Not long ago the Greeks were of the opinion, which is still generally received among the barbarians, that the sight of a naked man was ridiculous and improper, and when first the Cretans and the Lacedaemonians introduced naked exercises, the wits of that day might have ridiculed them. . . .

Thucydides (I. 6) also refers to the same change as occurring ' quite lately'.

Public opinion is commonly far in advance of private morality, because society as a whole keenly appreciates acts that tend to its advantage, and condemns those that do not. It applauds acts of heroism that perhaps not one of the applauders would be disposed to emulate. It is instructive to observe cases in which the benevolence of public opinion has out-stripped that of the Law-which, for example, takes no notice of such acts as are enshrined in the parable of the good Samaritan. A man on his journey was robbed, wounded and left by the wayside. A priest and a Levite successively pass by and take no heed of him. A Samaritan follows, takes pity, binds his wounds, and bears him to a place of safety.
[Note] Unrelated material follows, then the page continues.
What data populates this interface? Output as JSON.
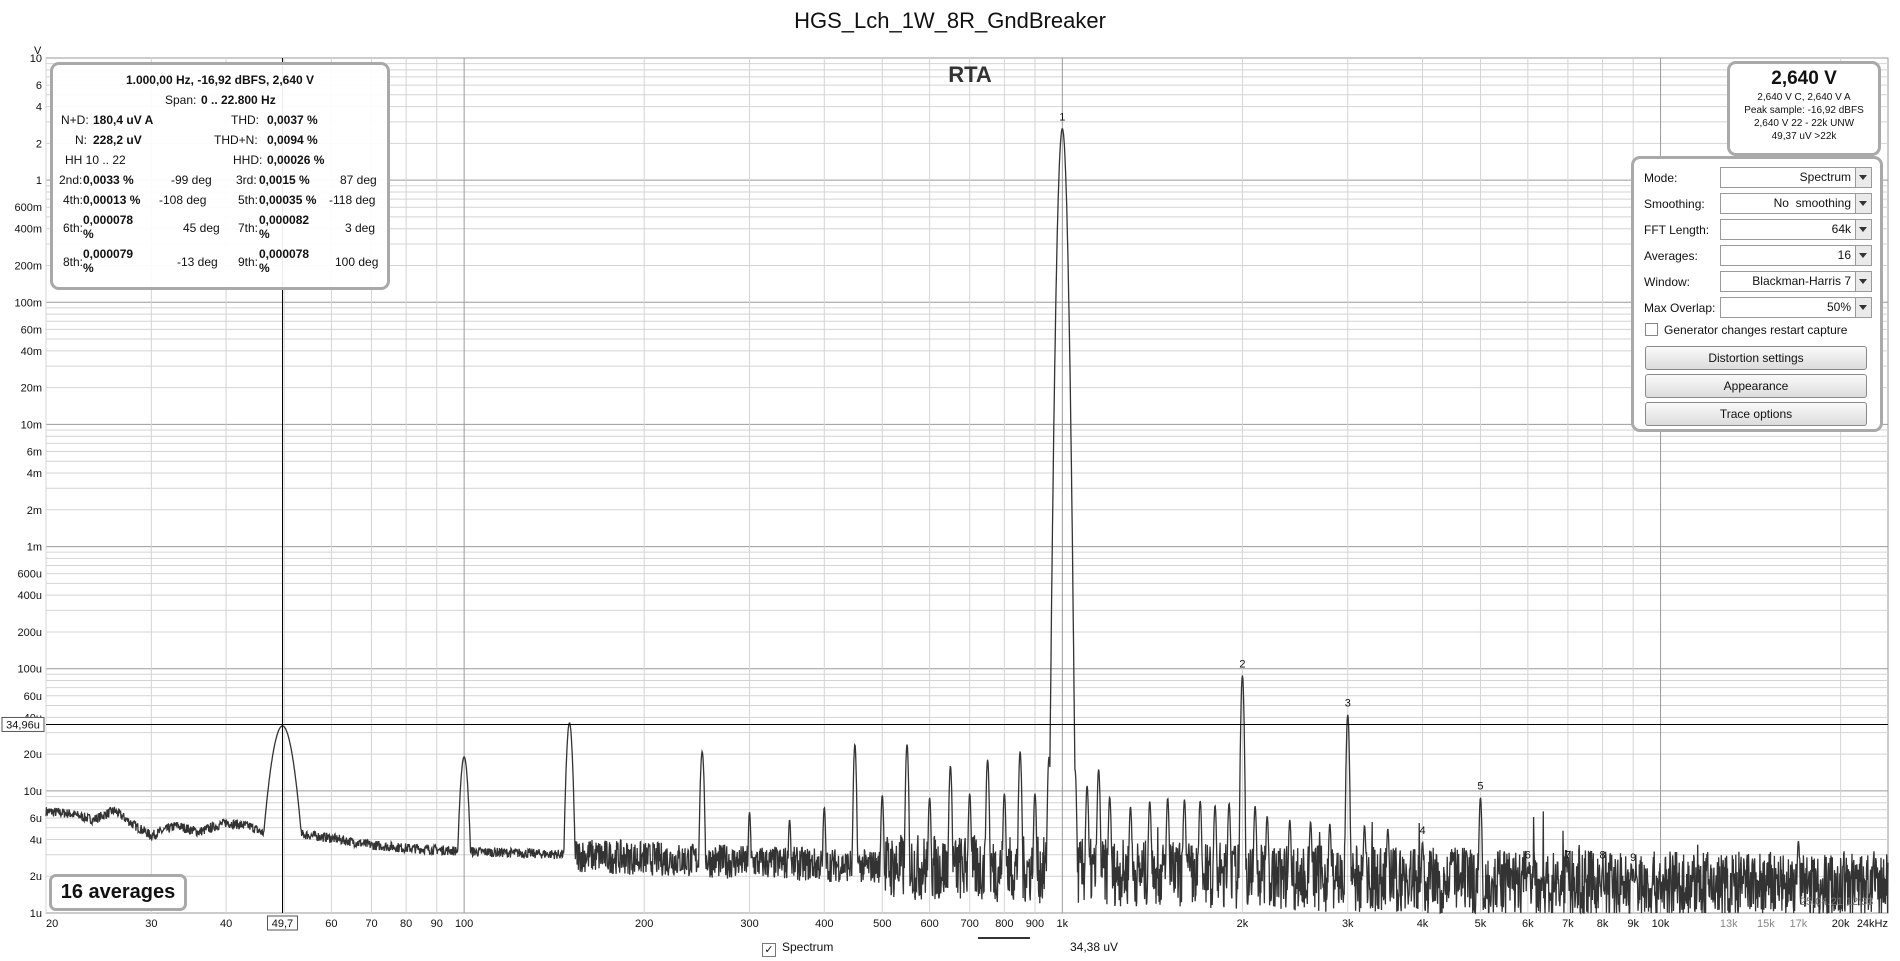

Public opinion keenly condemns the priest and the Levite, and praises the Samaritan, but our criminal law is indifferent to such acts. It is most severe on